In two cases, judges have ruled that making songs available on a peer-to-peer network does not constitute copyright infringement — the RIAA has to show that someone actually downloaded the material from a defendant’s open share folder. One of those cases is still mired in pretrial litigation. In the other, an Arizona judge issued a $40,000 judgment last week in favor of the recording industry, after learning the defendant tampered with his hard drive to conceal his downloading.
The so-called “making available” issue also emerged, belatedly, in the only RIAA file sharing lawsuit to go to trial: the case against Thomas, a Minnesota mother of three, who was slammed with a $222,000 judgment last year for sharing 24 tracks in her Kazaa folder.
Months after the Duluth, Minnesota jury’s October verdict, U.S. District Judge Michael Davis called the lawyers back to his courtroom. He said he likely committed a “manifest error” in the case by instructing (.pdf) the jury that merely offering music was infringement.

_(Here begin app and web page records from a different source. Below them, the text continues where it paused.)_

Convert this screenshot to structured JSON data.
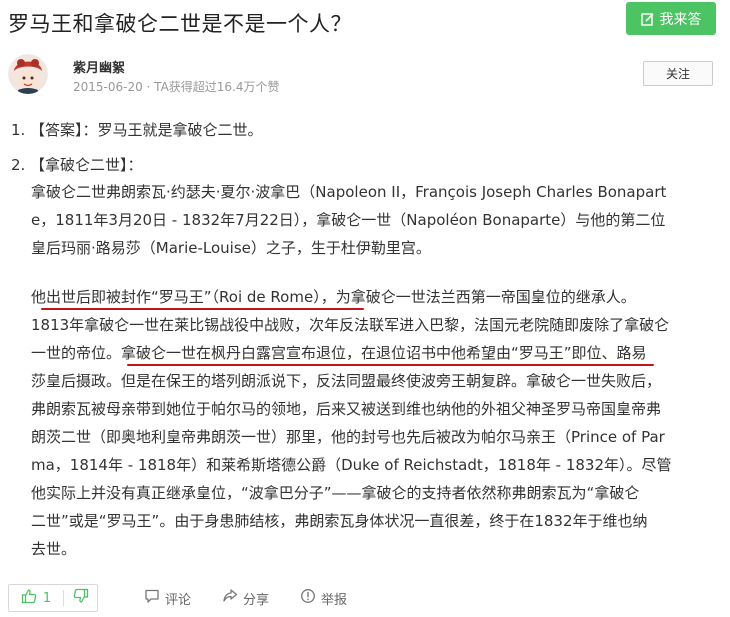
{
  "question": {
    "title": "罗马王和拿破仑二世是不是一个人？",
    "answer_button_label": "我来答"
  },
  "author": {
    "name": "紫月幽絮",
    "meta": "2015-06-20 · TA获得超过16.4万个赞",
    "follow_label": "关注"
  },
  "answer": {
    "item1": {
      "num": "1.",
      "text": "【答案】：罗马王就是拿破仑二世。"
    },
    "item2": {
      "num": "2.",
      "heading": "【拿破仑二世】：",
      "para1": [
        "拿破仑二世弗朗索瓦·约瑟夫·夏尔·波拿巴（Napoleon II，François Joseph Charles Bonapart",
        "e，1811年3月20日 - 1832年7月22日），拿破仑一世（Napoléon Bonaparte）与他的第二位",
        "皇后玛丽·路易莎（Marie-Louise）之子，生于杜伊勒里宫。"
      ],
      "para2": [
        "他出世后即被封作“罗马王”（Roi de Rome），为拿破仑一世法兰西第一帝国皇位的继承人。",
        "1813年拿破仑一世在莱比锡战役中战败，次年反法联军进入巴黎，法国元老院随即废除了拿破仑",
        "一世的帝位。拿破仑一世在枫丹白露宫宣布退位，在退位诏书中他希望由“罗马王”即位、路易",
        "莎皇后摄政。但是在保王的塔列朗派说下，反法同盟最终使波旁王朝复辟。拿破仑一世失败后，",
        "弗朗索瓦被母亲带到她位于帕尔马的领地，后来又被送到维也纳他的外祖父神圣罗马帝国皇帝弗",
        "朗茨二世（即奥地利皇帝弗朗茨一世）那里，他的封号也先后被改为帕尔马亲王（Prince of Par",
        "ma，1814年 - 1818年）和莱希斯塔德公爵（Duke of Reichstadt，1818年 - 1832年）。尽管",
        "他实际上并没有真正继承皇位，“波拿巴分子”——拿破仑的支持者依然称弗朗索瓦为“拿破仑",
        "二世”或是“罗马王”。由于身患肺结核，弗朗索瓦身体状况一直很差，终于在1832年于维也纳",
        "去世。"
      ]
    }
  },
  "footer": {
    "upvote_count": "1",
    "comment_label": "评论",
    "share_label": "分享",
    "report_label": "举报"
  },
  "colors": {
    "accent_green": "#4dc464",
    "annotation_red": "#c0161b"
  }
}
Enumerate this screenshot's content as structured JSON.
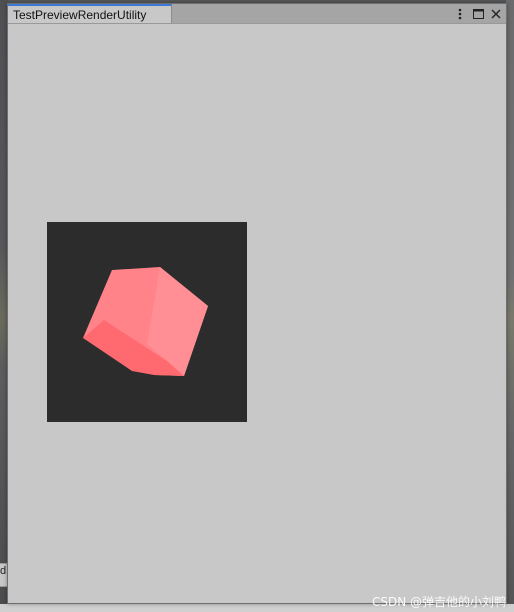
{
  "window": {
    "tab_title": "TestPreviewRenderUtility"
  },
  "controls": {
    "menu_icon": "kebab-menu-icon",
    "maximize_icon": "maximize-icon",
    "close_icon": "close-icon"
  },
  "preview": {
    "background_color": "#2c2c2c",
    "object": "cube",
    "cube_colors": {
      "top": "#ff8389",
      "right": "#ff8f94",
      "front": "#ff6a70"
    }
  },
  "background_editor": {
    "left_edge_glyph": "d"
  },
  "watermark": {
    "text": "CSDN @弹吉他的小刘鸭"
  }
}
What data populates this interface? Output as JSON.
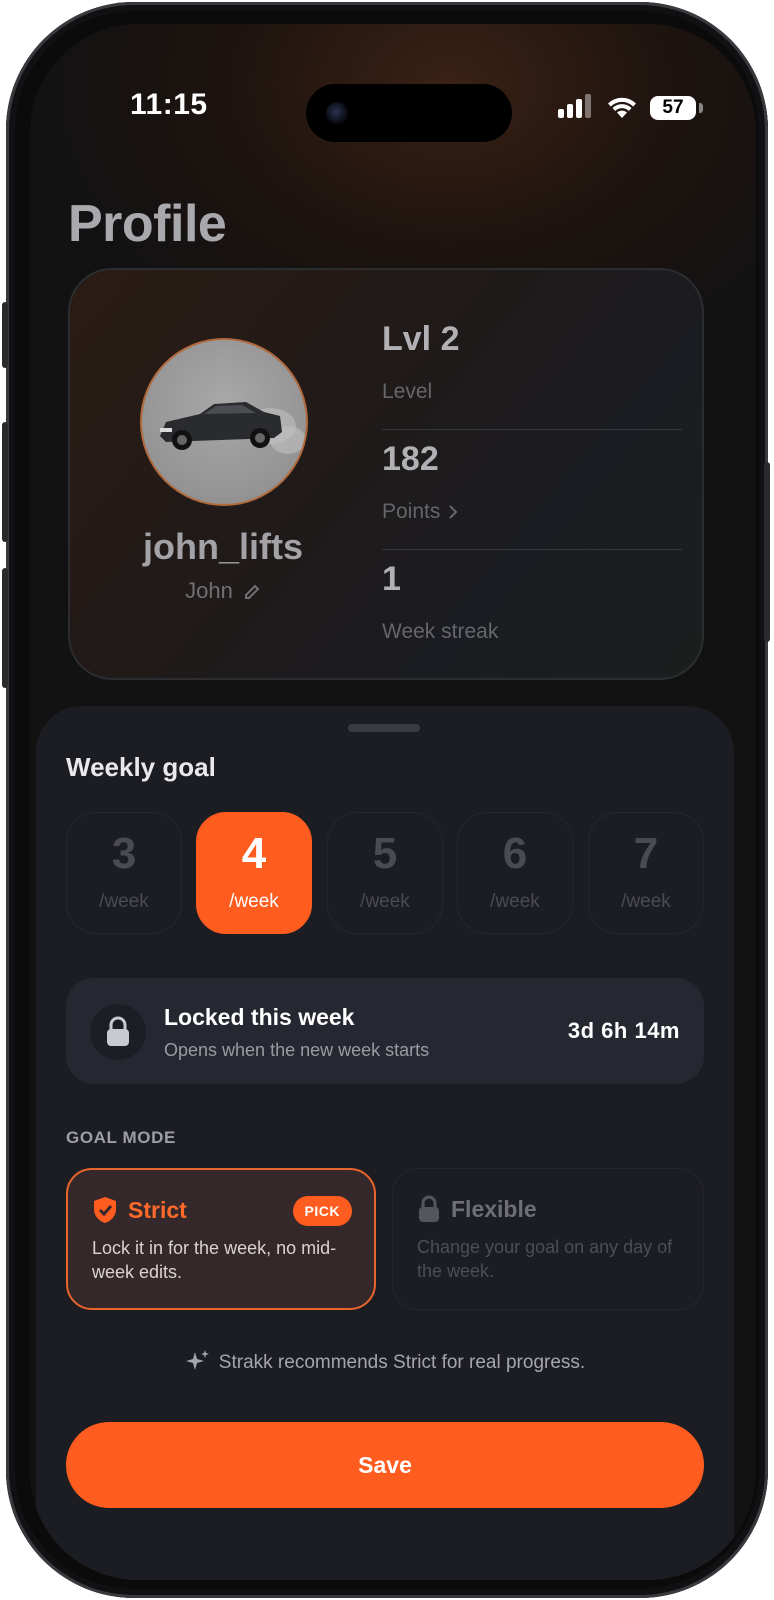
{
  "status_bar": {
    "time": "11:15",
    "battery": "57"
  },
  "page": {
    "title": "Profile"
  },
  "profile": {
    "username": "john_lifts",
    "display_name": "John",
    "stats": [
      {
        "value": "Lvl 2",
        "label": "Level"
      },
      {
        "value": "182",
        "label": "Points"
      },
      {
        "value": "1",
        "label": "Week streak"
      }
    ]
  },
  "weekly_goal": {
    "title": "Weekly goal",
    "unit": "/week",
    "options": [
      "3",
      "4",
      "5",
      "6",
      "7"
    ],
    "selected": "4"
  },
  "lock_notice": {
    "title": "Locked this week",
    "subtitle": "Opens when the new week starts",
    "countdown": "3d 6h 14m"
  },
  "goal_mode": {
    "label": "GOAL MODE",
    "strict": {
      "name": "Strict",
      "badge": "PICK",
      "description": "Lock it in for the week, no mid-week edits."
    },
    "flexible": {
      "name": "Flexible",
      "description": "Change your goal on any day of the week."
    }
  },
  "recommendation": "Strakk recommends Strict for real progress.",
  "save_label": "Save",
  "colors": {
    "accent": "#ff5c1f",
    "sheet": "#1c1d22",
    "background": "#121213"
  }
}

Judge Davis is expected any day to declare a mistrial in the case, and rule that the Copyright Act demands a showing of an actual “transfer” of files from Thomas’ share folder. If that line of reasoning is followed elsewhere, it endangers a key prong of the RIAA’s litigation strategy. The association believes it is technically impossible to prove that files offered on a peer-to-peer user’s shared folders were actually downloaded by anyone besides its own investigators. “It’s all done behind a veil,” RIAA attorney Donald Verrilli Jr. argued in the Thomas case last month.

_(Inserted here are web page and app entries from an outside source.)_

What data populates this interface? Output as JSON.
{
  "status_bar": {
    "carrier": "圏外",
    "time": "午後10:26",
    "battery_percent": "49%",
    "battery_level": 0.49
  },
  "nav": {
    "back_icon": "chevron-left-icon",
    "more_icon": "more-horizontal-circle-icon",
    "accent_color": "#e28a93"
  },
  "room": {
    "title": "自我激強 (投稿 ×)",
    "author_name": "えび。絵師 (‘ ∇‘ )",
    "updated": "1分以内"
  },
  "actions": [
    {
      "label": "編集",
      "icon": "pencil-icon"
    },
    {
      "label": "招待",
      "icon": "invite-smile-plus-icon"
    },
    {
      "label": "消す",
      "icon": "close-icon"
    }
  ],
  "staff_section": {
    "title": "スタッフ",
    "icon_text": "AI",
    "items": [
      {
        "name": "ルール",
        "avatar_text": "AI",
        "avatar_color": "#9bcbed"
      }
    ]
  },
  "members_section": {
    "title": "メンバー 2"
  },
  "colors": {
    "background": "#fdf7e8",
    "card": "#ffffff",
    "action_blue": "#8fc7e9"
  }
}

That doesn’t mean the RIAA would be dead in the water. The recording industry could try to prove, through forensic examination, that the shared files were pirated to begin with, i.e., that the defendant infringed copyright law by downloading the music, before sharing it again. It’s also possible the courts will find that — as the RIAA has argued — downloads by the RIAA’s investigators can be considered infringement by the file sharer; digital rights advocates counter the recording industry should not be able to pay investigators to make downloads of its own music, and then declare them unauthorized copies.
The RIAA’s investigative tactics have come under attack as well. In a few states — Michigan, Texas, Florida, New York, Massachusetts, Oregon and Arizona — state governments and RIAA defendants have challenged the qualifications of the private company that develops the music industry’s cases.

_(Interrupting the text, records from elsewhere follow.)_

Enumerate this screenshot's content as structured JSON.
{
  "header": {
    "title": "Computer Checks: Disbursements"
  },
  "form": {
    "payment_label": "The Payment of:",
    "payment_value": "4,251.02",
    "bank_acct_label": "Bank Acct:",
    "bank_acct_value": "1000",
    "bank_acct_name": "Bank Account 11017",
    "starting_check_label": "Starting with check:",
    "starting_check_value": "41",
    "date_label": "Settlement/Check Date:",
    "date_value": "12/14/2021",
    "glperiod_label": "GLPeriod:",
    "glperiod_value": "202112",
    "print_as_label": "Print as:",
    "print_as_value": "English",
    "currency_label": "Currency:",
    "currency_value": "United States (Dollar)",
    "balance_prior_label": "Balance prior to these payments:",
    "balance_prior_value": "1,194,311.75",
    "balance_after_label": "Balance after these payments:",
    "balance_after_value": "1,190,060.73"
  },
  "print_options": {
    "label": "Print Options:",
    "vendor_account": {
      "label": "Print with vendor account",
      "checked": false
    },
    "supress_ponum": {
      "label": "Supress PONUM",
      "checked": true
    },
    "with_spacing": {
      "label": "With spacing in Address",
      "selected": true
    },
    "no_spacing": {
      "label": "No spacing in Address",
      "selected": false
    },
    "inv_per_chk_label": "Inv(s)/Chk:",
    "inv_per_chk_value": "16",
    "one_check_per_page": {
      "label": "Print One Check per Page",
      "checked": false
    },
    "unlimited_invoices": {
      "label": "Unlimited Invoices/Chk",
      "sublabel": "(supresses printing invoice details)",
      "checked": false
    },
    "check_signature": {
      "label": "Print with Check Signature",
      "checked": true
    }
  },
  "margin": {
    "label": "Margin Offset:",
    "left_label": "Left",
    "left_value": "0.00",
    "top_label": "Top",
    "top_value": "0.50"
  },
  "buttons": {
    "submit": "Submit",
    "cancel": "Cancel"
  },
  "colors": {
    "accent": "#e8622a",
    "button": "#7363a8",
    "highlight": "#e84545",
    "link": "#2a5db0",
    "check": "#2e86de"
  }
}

MediaSentry — aka SafeNet — specializes in logging into peer-to-peer networks, where it downloads some music, takes screenshots of open share folders and documents the offending IP address. The RIAA’s position is that the online sleuthing isn’t covered by state laws regulating private investigators. But Michigan (.pdf) recently disagreed, and told MediaSentry it needed a private investigator’s license to continue practicing in that state.
Against that shifting legal backdrop, a handful of universities, including the University of Oregon, have begun refusing to divulge students’ names in file sharing lawsuits, on privacy grounds.
Nobody can credibly dispute that file sharing systems are a superhighway for pirated music. “There is no doubt that the volume of files on P2P is overwhelmingly infringing,” says Eric Garland, president of Los Angeles research firm BigChampagne. But critics of the RIAA say it’s time for the music industry to stop attacking fans, and start looking for alternatives. Fred von Lohmann, a staff attorney with the Electronic Frontier Foundation, says the lawsuits are simply not reducing the number of people trading music online.
“If the goal is to reduce file sharing,” he says, “it’s a failure.”